She's also funny. It's impressive how she kept her sense of humor like when she told her neurosurgeon, "well I'll give you a piece of my mind." Or when she asked herself if she would actually let a university rivalry inform her choice of a neurosurgeon," I thought that this book would be more suited to someone who had gone through something similar to what Lauren had but really, it's just a damn good memoir for anyone to read.
On an intellectual level, I didn’t know much about aphasia. I sort of “knew” that it was stroke-related and had something to do with difficulty with speaking and maybe understanding spoken words. From Lauren’s book I’ve learned that it is much more than that. I was moved by her description of the “Quiet” zone she lived in after the rupture, her lack of concern for the past or the future, her feeling contented with the “now” in which she was living, her impaired memory and her failure to notice in the beginning that people important to her were not present (her brother, her boyfriend). Her journey of learning about who she was, and learning to be who she was becoming, was a very interesting read.
The most interesting thing in her account is the change in her personality. Her boyfriend expects her to return to the girl she was, but that woman is gone forever. She is a new creation and struggles to learn who she has become.

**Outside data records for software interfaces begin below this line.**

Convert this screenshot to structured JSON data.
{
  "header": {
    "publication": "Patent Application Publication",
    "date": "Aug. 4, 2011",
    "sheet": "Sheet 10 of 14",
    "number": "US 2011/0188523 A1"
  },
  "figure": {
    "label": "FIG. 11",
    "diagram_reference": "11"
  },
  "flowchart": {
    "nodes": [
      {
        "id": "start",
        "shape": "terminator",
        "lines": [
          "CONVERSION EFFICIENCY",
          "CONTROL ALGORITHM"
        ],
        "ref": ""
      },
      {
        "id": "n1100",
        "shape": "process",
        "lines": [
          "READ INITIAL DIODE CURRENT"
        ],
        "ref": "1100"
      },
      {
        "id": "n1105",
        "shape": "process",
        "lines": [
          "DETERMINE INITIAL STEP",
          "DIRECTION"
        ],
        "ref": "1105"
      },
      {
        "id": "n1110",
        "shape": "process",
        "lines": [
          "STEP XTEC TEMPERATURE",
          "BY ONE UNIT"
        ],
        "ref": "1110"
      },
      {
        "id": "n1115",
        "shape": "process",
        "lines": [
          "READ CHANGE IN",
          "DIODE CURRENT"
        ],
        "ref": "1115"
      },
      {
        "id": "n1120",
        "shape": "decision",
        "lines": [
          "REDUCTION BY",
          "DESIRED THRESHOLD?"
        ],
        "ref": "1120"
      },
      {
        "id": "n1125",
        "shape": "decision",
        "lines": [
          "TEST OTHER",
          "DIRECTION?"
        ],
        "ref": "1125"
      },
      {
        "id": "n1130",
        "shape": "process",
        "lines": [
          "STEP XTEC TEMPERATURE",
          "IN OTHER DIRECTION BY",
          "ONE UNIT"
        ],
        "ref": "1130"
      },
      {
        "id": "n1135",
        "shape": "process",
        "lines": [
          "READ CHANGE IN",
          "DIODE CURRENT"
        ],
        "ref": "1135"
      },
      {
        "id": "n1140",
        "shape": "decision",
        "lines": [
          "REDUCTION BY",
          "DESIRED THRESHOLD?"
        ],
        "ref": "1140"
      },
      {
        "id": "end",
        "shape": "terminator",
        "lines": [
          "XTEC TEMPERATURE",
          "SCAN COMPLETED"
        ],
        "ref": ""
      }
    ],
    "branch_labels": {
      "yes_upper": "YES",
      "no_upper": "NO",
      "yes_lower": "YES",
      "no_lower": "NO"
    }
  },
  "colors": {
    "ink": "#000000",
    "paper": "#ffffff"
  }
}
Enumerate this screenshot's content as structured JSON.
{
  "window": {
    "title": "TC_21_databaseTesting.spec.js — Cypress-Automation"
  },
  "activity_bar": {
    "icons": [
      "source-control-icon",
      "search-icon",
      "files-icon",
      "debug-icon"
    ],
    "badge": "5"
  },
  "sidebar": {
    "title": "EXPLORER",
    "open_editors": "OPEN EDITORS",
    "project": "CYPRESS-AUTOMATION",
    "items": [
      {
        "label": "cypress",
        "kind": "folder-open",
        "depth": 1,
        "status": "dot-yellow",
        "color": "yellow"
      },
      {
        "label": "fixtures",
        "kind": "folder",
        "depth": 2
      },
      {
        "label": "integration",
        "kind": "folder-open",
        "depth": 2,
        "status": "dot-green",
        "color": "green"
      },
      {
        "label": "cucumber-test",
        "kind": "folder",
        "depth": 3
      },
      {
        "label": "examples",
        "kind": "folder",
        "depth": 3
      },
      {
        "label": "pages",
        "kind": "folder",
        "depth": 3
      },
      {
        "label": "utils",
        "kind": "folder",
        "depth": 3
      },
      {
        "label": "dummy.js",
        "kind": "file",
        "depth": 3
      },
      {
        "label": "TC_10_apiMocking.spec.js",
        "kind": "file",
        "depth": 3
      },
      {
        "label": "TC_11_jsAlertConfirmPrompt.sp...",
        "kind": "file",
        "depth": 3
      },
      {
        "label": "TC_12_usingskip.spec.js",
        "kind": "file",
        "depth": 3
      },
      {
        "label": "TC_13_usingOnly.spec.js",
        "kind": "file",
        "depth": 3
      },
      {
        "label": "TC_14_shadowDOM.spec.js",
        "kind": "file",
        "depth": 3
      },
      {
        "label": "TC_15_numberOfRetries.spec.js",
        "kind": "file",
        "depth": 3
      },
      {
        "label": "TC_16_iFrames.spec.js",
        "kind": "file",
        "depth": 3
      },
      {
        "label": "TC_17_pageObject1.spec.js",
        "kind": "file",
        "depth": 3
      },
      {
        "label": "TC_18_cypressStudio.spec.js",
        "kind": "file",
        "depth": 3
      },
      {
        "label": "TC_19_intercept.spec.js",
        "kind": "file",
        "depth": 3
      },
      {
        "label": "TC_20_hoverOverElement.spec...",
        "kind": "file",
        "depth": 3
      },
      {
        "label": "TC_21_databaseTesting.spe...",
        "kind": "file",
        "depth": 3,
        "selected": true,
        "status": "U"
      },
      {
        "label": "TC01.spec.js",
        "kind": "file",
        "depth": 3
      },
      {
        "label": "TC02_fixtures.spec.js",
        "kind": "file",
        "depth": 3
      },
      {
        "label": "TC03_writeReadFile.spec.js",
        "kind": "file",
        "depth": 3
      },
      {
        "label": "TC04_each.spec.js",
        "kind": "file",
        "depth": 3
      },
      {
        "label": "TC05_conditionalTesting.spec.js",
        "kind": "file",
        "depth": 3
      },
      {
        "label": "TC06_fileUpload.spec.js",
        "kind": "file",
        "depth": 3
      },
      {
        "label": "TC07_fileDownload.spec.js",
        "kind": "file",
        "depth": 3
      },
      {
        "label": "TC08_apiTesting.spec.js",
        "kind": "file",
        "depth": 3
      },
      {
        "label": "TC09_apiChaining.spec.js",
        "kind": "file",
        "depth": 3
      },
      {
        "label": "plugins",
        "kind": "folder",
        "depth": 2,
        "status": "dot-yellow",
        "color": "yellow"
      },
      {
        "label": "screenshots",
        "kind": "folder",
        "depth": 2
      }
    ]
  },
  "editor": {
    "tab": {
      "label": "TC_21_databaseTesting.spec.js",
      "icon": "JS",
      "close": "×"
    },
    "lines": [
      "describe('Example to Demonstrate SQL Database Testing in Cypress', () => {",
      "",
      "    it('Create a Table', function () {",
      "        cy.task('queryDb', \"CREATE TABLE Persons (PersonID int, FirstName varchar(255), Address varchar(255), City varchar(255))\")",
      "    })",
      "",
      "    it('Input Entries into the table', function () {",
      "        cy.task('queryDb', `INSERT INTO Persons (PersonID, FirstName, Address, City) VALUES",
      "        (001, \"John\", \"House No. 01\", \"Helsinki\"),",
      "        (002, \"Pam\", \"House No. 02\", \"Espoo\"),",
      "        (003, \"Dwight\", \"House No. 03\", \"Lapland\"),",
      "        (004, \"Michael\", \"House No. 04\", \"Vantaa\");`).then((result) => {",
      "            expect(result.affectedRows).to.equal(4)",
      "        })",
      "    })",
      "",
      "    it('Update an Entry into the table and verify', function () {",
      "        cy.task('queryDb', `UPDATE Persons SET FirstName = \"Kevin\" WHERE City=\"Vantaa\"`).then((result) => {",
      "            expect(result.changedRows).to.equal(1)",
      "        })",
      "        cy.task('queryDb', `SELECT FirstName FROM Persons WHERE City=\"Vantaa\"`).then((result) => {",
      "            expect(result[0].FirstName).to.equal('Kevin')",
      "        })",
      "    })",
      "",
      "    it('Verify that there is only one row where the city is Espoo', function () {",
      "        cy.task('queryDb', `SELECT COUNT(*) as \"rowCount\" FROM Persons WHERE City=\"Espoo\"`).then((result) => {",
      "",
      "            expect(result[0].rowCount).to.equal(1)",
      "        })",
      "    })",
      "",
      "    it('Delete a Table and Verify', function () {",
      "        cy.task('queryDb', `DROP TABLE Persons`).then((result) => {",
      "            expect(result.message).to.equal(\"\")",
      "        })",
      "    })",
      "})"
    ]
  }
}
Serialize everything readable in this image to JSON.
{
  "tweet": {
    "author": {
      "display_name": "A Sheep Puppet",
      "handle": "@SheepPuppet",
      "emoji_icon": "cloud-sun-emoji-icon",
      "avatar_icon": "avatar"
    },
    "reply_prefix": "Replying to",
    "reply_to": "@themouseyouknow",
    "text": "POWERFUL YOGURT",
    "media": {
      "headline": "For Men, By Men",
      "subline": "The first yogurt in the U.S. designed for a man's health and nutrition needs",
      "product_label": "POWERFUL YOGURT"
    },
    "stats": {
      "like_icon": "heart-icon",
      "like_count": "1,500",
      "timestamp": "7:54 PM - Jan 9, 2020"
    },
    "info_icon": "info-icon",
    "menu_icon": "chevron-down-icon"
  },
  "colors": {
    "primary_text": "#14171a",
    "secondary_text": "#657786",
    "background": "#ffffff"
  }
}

A fascinating account of how the brain works, and what it is like when it doesn't.